# YOUR TASK
Please retype the entries exactly as they stand, leaving out any pictures.
○ ○ ○ ○ ○ ○ ○
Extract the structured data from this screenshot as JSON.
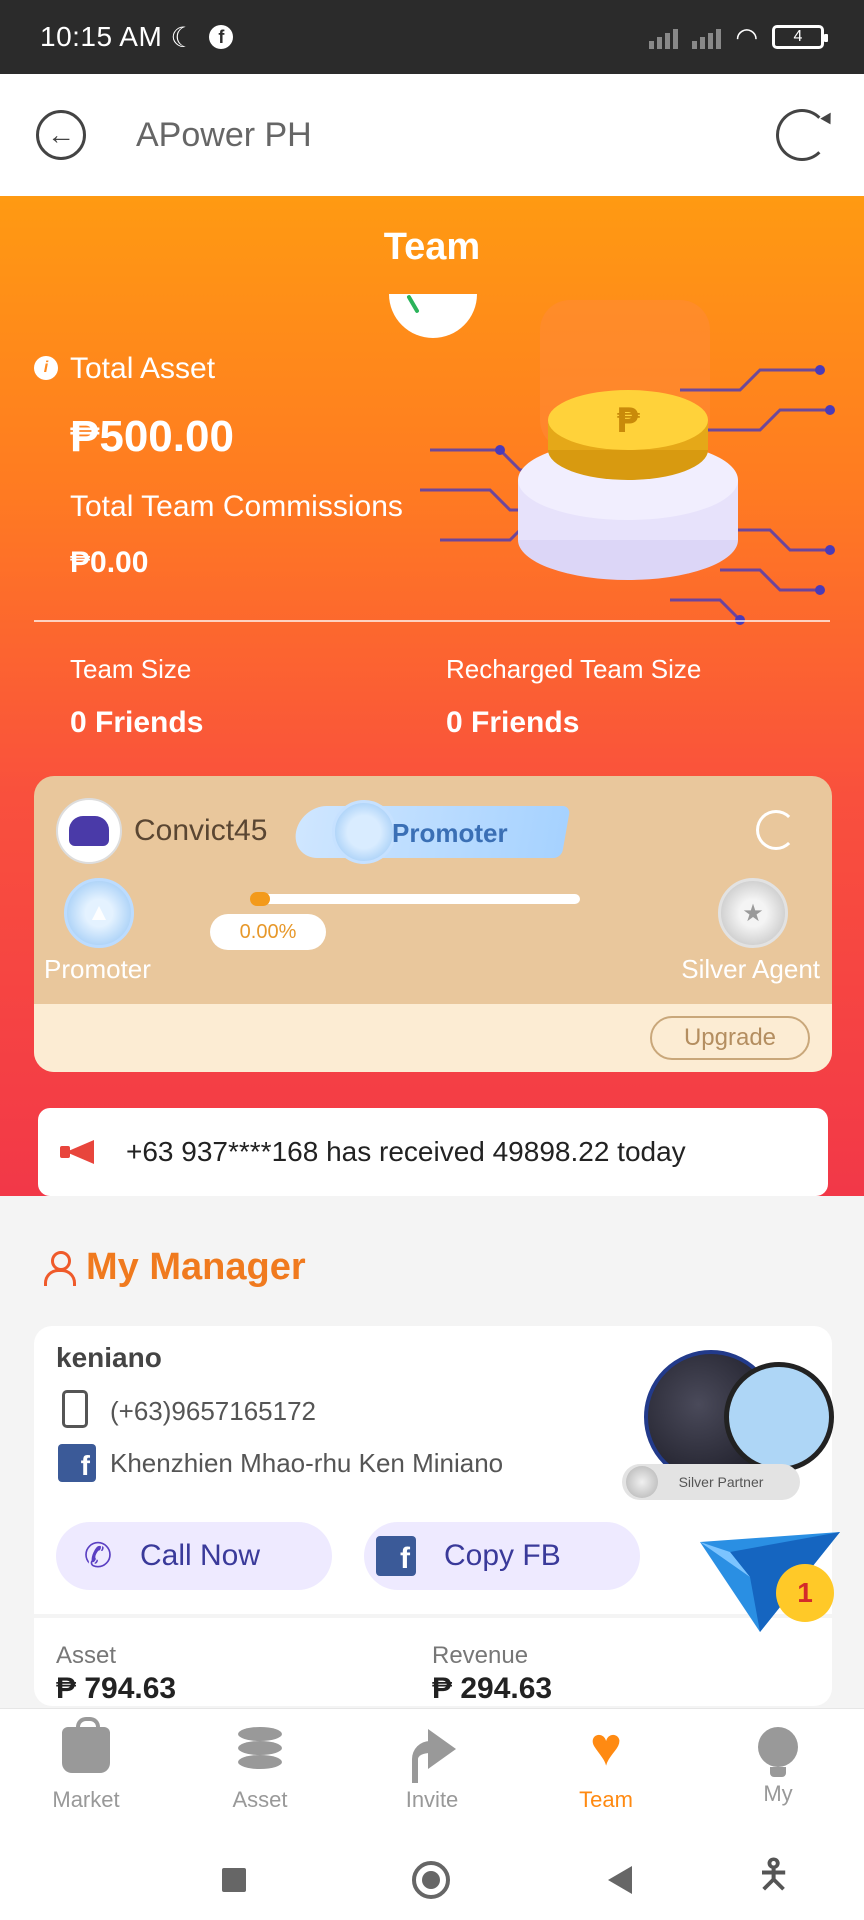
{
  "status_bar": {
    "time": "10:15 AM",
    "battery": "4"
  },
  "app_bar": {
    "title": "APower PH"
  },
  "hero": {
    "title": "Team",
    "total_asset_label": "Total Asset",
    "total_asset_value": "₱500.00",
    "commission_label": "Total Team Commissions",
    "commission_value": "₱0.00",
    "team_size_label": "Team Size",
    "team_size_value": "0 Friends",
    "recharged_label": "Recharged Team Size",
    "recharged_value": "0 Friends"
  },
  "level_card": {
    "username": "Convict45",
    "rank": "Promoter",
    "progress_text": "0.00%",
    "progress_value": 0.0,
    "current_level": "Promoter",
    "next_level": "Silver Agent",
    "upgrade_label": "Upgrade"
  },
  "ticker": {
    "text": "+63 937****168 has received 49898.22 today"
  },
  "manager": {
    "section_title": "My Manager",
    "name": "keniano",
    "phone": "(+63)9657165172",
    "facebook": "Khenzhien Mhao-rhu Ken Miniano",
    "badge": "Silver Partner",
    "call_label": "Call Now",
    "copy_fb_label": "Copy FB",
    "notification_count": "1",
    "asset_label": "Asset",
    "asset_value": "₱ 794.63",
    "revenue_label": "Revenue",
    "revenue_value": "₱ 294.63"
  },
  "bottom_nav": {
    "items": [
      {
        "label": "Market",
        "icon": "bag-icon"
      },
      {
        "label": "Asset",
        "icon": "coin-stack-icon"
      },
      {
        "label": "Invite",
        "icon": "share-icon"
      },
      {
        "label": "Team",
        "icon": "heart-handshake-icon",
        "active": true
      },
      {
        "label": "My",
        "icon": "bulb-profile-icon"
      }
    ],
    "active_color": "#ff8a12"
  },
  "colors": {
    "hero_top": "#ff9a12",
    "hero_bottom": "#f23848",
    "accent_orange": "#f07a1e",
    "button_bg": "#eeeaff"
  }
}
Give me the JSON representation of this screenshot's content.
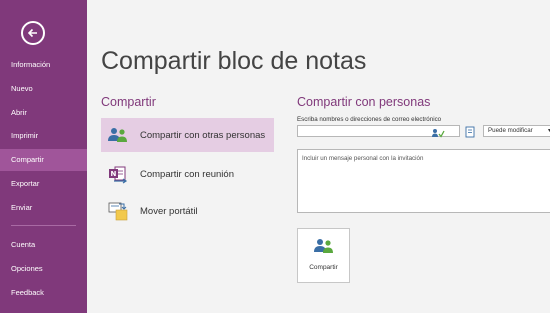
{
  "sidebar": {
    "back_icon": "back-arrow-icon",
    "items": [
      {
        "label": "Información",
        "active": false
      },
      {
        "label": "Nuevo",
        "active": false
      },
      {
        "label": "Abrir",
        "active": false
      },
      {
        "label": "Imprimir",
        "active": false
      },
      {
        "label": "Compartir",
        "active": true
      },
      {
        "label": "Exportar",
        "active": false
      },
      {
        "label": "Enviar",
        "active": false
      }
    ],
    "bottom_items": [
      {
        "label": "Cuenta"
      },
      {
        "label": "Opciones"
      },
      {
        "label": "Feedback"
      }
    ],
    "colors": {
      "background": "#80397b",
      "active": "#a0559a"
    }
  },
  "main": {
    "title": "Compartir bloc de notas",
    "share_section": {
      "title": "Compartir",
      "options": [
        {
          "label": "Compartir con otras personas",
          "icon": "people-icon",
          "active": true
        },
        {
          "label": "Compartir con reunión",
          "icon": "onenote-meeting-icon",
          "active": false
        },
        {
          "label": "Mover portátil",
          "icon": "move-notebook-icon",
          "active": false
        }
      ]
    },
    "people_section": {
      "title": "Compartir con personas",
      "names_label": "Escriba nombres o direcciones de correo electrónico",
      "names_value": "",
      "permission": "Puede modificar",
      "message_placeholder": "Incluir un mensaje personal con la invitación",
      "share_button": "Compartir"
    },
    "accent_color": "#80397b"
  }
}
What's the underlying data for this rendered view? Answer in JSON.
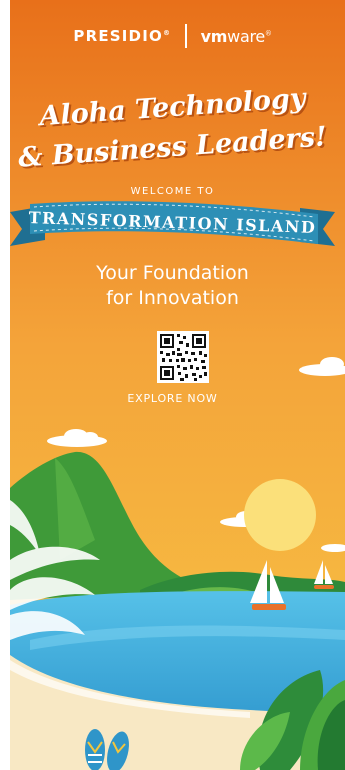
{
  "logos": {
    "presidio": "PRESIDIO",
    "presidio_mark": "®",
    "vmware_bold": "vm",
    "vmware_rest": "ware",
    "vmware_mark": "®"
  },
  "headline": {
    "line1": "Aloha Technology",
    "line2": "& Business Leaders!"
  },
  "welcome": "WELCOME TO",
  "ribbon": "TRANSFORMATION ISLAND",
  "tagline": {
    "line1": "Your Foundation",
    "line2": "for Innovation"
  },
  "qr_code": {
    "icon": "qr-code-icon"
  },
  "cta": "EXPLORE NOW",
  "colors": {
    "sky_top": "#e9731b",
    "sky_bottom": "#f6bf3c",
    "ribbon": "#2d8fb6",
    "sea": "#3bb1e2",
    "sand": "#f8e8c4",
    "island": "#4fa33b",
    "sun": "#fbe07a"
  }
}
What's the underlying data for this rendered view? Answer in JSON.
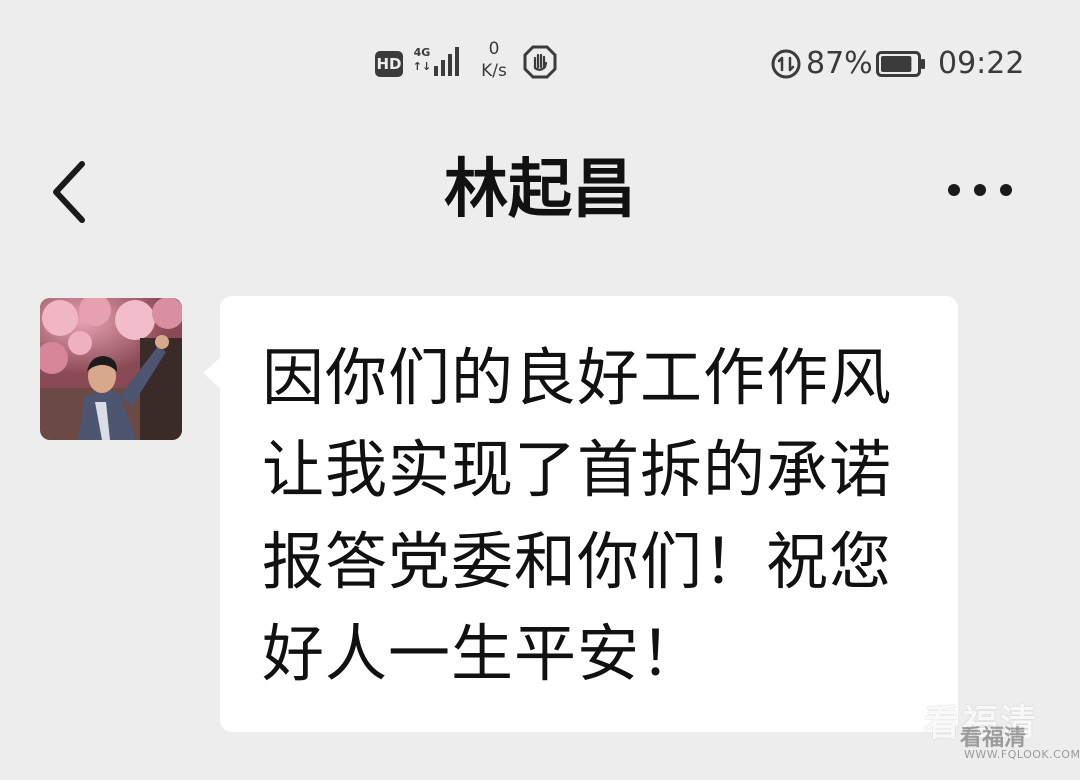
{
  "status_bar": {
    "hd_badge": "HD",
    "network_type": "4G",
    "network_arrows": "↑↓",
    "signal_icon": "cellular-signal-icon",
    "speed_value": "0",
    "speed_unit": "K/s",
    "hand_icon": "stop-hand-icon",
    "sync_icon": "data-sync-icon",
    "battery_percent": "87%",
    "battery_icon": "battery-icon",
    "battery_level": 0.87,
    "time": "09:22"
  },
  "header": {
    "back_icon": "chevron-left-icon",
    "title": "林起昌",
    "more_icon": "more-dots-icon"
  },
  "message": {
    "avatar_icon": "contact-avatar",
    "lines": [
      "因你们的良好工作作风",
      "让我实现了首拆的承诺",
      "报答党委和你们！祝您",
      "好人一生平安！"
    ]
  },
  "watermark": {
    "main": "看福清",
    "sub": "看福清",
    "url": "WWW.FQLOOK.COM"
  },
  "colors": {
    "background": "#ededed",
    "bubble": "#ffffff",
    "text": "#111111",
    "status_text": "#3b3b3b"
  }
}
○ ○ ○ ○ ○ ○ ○
# EXERCISE ANSWER
Extract the structured data from this screenshot as JSON.
{
  "status_bar": {
    "time": "10:15 AM",
    "battery": "4"
  },
  "app_bar": {
    "title": "APower PH"
  },
  "hero": {
    "title": "Team",
    "total_asset_label": "Total Asset",
    "total_asset_value": "₱500.00",
    "commission_label": "Total Team Commissions",
    "commission_value": "₱0.00",
    "team_size_label": "Team Size",
    "team_size_value": "0 Friends",
    "recharged_label": "Recharged Team Size",
    "recharged_value": "0 Friends"
  },
  "level_card": {
    "username": "Convict45",
    "rank": "Promoter",
    "progress_text": "0.00%",
    "progress_value": 0.0,
    "current_level": "Promoter",
    "next_level": "Silver Agent",
    "upgrade_label": "Upgrade"
  },
  "ticker": {
    "text": "+63 937****168 has received 49898.22 today"
  },
  "manager": {
    "section_title": "My Manager",
    "name": "keniano",
    "phone": "(+63)9657165172",
    "facebook": "Khenzhien Mhao-rhu Ken Miniano",
    "badge": "Silver Partner",
    "call_label": "Call Now",
    "copy_fb_label": "Copy FB",
    "notification_count": "1",
    "asset_label": "Asset",
    "asset_value": "₱ 794.63",
    "revenue_label": "Revenue",
    "revenue_value": "₱ 294.63"
  },
  "bottom_nav": {
    "items": [
      {
        "label": "Market",
        "icon": "bag-icon"
      },
      {
        "label": "Asset",
        "icon": "coin-stack-icon"
      },
      {
        "label": "Invite",
        "icon": "share-icon"
      },
      {
        "label": "Team",
        "icon": "heart-handshake-icon",
        "active": true
      },
      {
        "label": "My",
        "icon": "bulb-profile-icon"
      }
    ],
    "active_color": "#ff8a12"
  },
  "colors": {
    "hero_top": "#ff9a12",
    "hero_bottom": "#f23848",
    "accent_orange": "#f07a1e",
    "button_bg": "#eeeaff"
  }
}
Give me the JSON representation of this screenshot's content.
{
  "sidebar": {
    "back_icon": "back-arrow-icon",
    "items": [
      {
        "label": "Información",
        "active": false
      },
      {
        "label": "Nuevo",
        "active": false
      },
      {
        "label": "Abrir",
        "active": false
      },
      {
        "label": "Imprimir",
        "active": false
      },
      {
        "label": "Compartir",
        "active": true
      },
      {
        "label": "Exportar",
        "active": false
      },
      {
        "label": "Enviar",
        "active": false
      }
    ],
    "bottom_items": [
      {
        "label": "Cuenta"
      },
      {
        "label": "Opciones"
      },
      {
        "label": "Feedback"
      }
    ],
    "colors": {
      "background": "#80397b",
      "active": "#a0559a"
    }
  },
  "main": {
    "title": "Compartir bloc de notas",
    "share_section": {
      "title": "Compartir",
      "options": [
        {
          "label": "Compartir con otras personas",
          "icon": "people-icon",
          "active": true
        },
        {
          "label": "Compartir con reunión",
          "icon": "onenote-meeting-icon",
          "active": false
        },
        {
          "label": "Mover portátil",
          "icon": "move-notebook-icon",
          "active": false
        }
      ]
    },
    "people_section": {
      "title": "Compartir con personas",
      "names_label": "Escriba nombres o direcciones de correo electrónico",
      "names_value": "",
      "permission": "Puede modificar",
      "message_placeholder": "Incluir un mensaje personal con la invitación",
      "share_button": "Compartir"
    },
    "accent_color": "#80397b"
  }
}
What's the underlying data for this rendered view? Answer in JSON.
{
  "logos": {
    "presidio": "PRESIDIO",
    "presidio_mark": "®",
    "vmware_bold": "vm",
    "vmware_rest": "ware",
    "vmware_mark": "®"
  },
  "headline": {
    "line1": "Aloha Technology",
    "line2": "& Business Leaders!"
  },
  "welcome": "WELCOME TO",
  "ribbon": "TRANSFORMATION ISLAND",
  "tagline": {
    "line1": "Your Foundation",
    "line2": "for Innovation"
  },
  "qr_code": {
    "icon": "qr-code-icon"
  },
  "cta": "EXPLORE NOW",
  "colors": {
    "sky_top": "#e9731b",
    "sky_bottom": "#f6bf3c",
    "ribbon": "#2d8fb6",
    "sea": "#3bb1e2",
    "sand": "#f8e8c4",
    "island": "#4fa33b",
    "sun": "#fbe07a"
  }
}
What's the underlying data for this rendered view? Answer in JSON.
{
  "status_bar": {
    "hd_badge": "HD",
    "network_type": "4G",
    "network_arrows": "↑↓",
    "signal_icon": "cellular-signal-icon",
    "speed_value": "0",
    "speed_unit": "K/s",
    "hand_icon": "stop-hand-icon",
    "sync_icon": "data-sync-icon",
    "battery_percent": "87%",
    "battery_icon": "battery-icon",
    "battery_level": 0.87,
    "time": "09:22"
  },
  "header": {
    "back_icon": "chevron-left-icon",
    "title": "林起昌",
    "more_icon": "more-dots-icon"
  },
  "message": {
    "avatar_icon": "contact-avatar",
    "lines": [
      "因你们的良好工作作风",
      "让我实现了首拆的承诺",
      "报答党委和你们！祝您",
      "好人一生平安！"
    ]
  },
  "watermark": {
    "main": "看福清",
    "sub": "看福清",
    "url": "WWW.FQLOOK.COM"
  },
  "colors": {
    "background": "#ededed",
    "bubble": "#ffffff",
    "text": "#111111",
    "status_text": "#3b3b3b"
  }
}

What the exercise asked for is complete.